What was the outcome? In short, I learned more in the five years I was at that company than any other role in my career, without question. I took part in growing a company from a small, pre-launch startup to one with hundreds of employees, went through two acquisitions, helped establish and maintain a customer base of thousands, and facilitated a blistering pace of revenue growth. I learned how to build and lead a large global support organization (which came in handy in a future role), and how to be a better people leader. Being part of the company leadership team gave me exposure to numerous mentors from whom I learned a tremendous amount – more on the role of mentors in a future installment in this series! This role also taught me more about dealing with adversity and difficult situations than any other in my career. Importantly, I had the opportunity to work with hundreds of tremendously talented colleagues and customers, growing both my network and my knowledge substantially.
A case for staying put?
Should you always leap at what is put before you? Of course not. Consideration is warranted for any big decisions. If your current role and company is providing you great opportunities for growth and you feel strongly that “seeing it through” for a longer period makes good sense, it may be a great option at present. Balancing opportunity cost is certainly part of the equation when contemplating change. But I would recommend to always be evaluating if that calculus has changed.

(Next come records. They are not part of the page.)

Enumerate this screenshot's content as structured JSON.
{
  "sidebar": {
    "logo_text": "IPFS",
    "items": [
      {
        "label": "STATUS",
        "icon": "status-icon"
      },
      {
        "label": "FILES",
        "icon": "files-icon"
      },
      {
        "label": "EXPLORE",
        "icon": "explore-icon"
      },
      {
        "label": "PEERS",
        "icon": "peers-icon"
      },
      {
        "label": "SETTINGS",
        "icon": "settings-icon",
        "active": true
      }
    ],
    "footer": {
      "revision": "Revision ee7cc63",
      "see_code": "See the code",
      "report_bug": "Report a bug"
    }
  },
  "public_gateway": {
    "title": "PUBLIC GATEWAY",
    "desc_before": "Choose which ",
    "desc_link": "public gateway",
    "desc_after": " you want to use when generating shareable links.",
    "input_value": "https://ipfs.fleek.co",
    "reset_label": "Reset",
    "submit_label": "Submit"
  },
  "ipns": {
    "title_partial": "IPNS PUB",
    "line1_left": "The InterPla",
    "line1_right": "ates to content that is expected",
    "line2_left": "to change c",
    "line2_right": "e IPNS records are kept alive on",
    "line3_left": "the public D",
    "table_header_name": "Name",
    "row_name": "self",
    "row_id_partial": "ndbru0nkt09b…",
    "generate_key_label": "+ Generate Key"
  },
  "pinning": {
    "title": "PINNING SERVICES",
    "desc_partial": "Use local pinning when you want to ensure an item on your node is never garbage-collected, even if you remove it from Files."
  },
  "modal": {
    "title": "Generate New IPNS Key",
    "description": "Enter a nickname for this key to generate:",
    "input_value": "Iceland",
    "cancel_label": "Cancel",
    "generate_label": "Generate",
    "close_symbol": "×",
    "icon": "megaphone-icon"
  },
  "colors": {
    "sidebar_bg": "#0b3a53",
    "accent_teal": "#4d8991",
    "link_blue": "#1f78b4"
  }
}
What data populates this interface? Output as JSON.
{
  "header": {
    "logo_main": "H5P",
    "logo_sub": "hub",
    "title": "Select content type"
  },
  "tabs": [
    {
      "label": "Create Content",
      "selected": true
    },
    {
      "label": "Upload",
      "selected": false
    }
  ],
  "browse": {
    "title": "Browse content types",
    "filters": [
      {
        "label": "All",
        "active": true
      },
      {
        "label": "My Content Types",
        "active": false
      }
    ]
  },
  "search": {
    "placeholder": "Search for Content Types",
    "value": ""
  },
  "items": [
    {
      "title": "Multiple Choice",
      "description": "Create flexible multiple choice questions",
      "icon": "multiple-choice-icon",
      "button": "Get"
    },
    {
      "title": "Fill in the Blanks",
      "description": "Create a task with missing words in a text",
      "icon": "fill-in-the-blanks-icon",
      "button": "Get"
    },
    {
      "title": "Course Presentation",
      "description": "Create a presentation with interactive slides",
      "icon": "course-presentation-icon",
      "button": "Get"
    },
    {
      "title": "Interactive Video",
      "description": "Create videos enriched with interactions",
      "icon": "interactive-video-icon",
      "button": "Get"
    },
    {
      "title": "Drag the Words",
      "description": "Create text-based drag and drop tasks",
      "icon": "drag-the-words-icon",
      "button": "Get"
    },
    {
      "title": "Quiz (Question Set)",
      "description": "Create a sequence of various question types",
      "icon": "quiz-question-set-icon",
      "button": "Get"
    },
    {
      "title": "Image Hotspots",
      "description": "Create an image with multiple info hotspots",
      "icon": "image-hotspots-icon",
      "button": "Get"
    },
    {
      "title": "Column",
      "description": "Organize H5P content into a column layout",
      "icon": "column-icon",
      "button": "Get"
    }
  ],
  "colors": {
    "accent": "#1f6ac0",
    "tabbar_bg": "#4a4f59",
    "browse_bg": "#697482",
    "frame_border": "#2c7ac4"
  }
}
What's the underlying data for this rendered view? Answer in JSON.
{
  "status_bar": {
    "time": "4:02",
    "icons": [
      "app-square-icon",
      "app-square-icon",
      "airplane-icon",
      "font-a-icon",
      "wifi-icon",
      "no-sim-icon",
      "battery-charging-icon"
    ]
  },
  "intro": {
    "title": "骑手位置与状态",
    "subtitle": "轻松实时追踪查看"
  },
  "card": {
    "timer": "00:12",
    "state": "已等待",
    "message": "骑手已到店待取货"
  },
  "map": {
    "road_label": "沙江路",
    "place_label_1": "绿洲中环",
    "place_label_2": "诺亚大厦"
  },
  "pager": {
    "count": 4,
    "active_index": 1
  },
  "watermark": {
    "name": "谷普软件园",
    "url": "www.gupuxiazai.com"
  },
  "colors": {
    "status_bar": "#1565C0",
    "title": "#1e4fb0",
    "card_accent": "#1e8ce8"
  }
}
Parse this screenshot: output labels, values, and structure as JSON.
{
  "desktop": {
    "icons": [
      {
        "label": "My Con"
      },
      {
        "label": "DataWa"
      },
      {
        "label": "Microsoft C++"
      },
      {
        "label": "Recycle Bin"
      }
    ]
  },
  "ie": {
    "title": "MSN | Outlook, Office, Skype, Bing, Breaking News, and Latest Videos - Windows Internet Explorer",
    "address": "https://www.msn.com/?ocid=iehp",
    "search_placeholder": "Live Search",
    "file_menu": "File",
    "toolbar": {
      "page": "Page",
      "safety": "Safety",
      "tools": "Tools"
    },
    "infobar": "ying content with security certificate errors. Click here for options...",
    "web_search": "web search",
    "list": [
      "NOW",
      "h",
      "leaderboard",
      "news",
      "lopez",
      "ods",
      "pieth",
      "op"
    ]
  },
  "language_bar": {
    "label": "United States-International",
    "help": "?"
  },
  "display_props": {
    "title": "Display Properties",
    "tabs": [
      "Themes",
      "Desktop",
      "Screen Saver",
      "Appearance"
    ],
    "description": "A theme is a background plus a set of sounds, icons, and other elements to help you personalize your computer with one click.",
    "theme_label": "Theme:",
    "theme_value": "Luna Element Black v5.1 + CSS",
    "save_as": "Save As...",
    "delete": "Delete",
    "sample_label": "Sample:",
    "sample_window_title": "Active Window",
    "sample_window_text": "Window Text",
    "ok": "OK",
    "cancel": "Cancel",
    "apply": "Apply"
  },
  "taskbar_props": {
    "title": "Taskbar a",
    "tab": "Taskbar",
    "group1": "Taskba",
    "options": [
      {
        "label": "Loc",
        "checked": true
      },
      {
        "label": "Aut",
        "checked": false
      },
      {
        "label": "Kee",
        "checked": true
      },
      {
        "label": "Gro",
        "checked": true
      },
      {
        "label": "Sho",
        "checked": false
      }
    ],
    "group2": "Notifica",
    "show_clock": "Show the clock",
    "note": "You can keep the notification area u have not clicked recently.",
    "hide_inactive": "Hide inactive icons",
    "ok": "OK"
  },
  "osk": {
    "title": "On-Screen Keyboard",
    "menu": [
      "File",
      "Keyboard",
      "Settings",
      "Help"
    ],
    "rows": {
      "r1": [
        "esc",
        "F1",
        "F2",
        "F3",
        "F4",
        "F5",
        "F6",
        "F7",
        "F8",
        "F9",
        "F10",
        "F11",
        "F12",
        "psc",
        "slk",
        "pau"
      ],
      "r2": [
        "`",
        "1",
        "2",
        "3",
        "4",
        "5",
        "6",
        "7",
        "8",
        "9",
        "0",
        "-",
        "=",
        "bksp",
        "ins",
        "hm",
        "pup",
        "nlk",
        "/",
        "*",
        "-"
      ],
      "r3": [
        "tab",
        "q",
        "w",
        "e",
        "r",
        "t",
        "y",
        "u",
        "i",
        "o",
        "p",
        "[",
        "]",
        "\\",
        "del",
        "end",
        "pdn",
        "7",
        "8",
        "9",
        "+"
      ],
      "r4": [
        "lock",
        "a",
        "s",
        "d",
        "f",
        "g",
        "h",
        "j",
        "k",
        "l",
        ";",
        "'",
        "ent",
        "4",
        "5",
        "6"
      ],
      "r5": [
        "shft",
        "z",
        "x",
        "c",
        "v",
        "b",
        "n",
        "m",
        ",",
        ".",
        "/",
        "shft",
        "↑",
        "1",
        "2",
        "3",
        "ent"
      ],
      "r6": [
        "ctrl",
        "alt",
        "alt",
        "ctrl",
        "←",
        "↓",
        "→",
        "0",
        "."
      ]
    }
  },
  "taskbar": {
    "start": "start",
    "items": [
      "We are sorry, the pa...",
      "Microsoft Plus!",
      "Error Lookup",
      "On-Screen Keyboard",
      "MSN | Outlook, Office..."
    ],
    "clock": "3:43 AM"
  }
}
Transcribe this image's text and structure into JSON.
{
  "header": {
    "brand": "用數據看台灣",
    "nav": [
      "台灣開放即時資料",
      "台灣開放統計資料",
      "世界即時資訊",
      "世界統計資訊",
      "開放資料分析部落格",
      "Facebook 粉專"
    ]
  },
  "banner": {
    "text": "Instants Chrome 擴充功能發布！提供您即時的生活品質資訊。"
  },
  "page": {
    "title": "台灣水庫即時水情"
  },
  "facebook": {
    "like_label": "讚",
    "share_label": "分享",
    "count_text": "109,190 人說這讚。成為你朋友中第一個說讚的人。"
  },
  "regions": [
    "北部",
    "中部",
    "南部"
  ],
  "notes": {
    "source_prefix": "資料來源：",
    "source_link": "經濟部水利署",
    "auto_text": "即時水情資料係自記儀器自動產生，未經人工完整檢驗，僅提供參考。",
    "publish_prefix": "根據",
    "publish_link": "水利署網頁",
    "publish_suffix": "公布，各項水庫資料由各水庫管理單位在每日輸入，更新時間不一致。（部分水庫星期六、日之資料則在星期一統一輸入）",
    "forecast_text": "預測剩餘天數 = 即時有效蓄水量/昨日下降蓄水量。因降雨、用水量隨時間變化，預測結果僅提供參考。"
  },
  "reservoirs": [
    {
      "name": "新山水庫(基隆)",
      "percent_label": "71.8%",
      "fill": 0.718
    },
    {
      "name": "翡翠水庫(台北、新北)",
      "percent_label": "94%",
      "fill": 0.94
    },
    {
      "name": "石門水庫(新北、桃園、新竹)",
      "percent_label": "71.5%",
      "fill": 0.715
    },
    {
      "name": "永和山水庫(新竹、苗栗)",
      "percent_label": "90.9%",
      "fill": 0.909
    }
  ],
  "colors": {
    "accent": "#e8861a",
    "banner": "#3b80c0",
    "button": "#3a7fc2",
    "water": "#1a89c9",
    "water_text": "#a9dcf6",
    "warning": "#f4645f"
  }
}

On the other hand, I have had numerous colleagues who were unhappy in their role or at their company, and had been so for years. They were talented and well connected, so opportunities came their way. They often had little to no barriers to making a change, which is not always the case. However, they never budged for fear of change, electing to stay with what they knew, warts and all! That sounds like a pretty miserable way to spend the majority of your waking hours, doesn’t it? It is more common than you may realize, in my experience. If you aren’t growing, aren’t happy, and see opportunities to turn that around, I would assert that there is no time like the present to do that! There is also peril in staying put and waiting for “unicorn” jobs, those perfect opportunities that might come along once in a lifetime. As many have said in various ways, “perfect is the enemy of good enough”!
Considering my example, would I have continued to grow had I stayed at my previous company? Almost certainly. I had a good role there, was well regarded, and had opportunities at other parts of the larger corporation. However, I assert that my development was greatly accelerated by the choice I made to leave, setting aside the more comfortable or “safe” path and embracing the big change presented to me. Was it all sunshine and roses? Of course not – but what is in life? We grow the most when we stretch ourselves, and challenging times can provide the greatest catalyst for that growth. In summary, embracing change is a huge enabler of growth and my own experience suggests that if you align yourself with good people, use these opportunities to learn, and work hard, success will follow. What has your own experience been?